After backing the Habsburgs in the Spanish War of Succession, Mallorca and Ibiza were occupied by the victorious Bourbon monarchy in 1715. Menorca was granted to the British along with Gibraltar in 1713 under the Treaty of Utrecht. British rule lasted until 1802, with the exception of the Seven Years War (1756–63), during which the French moved in, and a brief Spanish reconquest after that. In the Spanish Civil War, Menorca was the last of the islands to succumb to Franco’s forces.

Tourism since the 1950s has brought considerable wealth. The islanders now enjoy – by some estimates – the highest standard of living in Spain, but 80% of their economy is based on tourism. This has led to thoughtless (and continuing) construction on the islands (the term balearización has been coined to illustrate this short-termism and wanton destruction of the area’s prime resource – its beautiful coastlines) and leads to Balearics-wide anxiety attacks whenever a season doesn’t meet expectations.

The islands’ foreign admirers seem to have their preferences. If the Germans have set their sights on Mallorca, Formentera becomes Little Italy in July and August. The Brits are numerous in Mallorca, but have a special affection for Menorca. Ibiza’s clubs, on the other hand, attract an international brigade of hedonists.

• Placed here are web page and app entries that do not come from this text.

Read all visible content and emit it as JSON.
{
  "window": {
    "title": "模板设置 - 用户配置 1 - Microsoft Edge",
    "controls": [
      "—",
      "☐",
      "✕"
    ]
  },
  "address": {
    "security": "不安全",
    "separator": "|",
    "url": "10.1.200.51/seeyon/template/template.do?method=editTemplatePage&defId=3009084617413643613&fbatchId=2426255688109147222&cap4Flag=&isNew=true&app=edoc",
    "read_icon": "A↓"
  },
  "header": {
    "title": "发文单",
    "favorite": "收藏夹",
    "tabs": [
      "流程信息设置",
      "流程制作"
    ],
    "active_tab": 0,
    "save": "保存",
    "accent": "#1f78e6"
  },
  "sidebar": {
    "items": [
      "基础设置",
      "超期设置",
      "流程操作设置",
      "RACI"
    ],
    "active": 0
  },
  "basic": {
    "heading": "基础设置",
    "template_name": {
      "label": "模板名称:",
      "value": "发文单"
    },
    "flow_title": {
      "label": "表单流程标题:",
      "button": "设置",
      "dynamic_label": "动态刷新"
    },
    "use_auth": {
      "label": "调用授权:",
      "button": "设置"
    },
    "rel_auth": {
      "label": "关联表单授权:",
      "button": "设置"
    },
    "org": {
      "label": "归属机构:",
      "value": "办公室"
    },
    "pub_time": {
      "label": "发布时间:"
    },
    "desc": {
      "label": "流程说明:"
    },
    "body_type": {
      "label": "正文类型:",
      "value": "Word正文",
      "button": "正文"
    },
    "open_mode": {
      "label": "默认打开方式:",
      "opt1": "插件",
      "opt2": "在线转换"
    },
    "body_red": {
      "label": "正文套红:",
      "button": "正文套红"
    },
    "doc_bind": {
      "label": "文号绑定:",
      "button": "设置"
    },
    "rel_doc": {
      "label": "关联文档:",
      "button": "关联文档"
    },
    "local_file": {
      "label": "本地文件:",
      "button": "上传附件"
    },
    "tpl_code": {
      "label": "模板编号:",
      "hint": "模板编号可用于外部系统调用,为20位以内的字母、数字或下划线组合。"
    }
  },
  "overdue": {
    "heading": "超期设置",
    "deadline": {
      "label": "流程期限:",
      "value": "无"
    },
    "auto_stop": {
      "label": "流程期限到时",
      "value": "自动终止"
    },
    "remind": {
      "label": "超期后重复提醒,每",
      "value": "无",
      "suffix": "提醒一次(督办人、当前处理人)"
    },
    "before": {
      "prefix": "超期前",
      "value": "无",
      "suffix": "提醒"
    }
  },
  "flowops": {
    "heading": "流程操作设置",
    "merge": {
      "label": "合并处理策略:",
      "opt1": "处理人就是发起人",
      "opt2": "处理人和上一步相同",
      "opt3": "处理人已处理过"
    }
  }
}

Place names and addresses here are in Catalan, the main language spoken (with regional variations). The major exceptions are Ibiza and Ibiza City – both are called Eivissa in Catalan but we use the better-known Spanish rendition.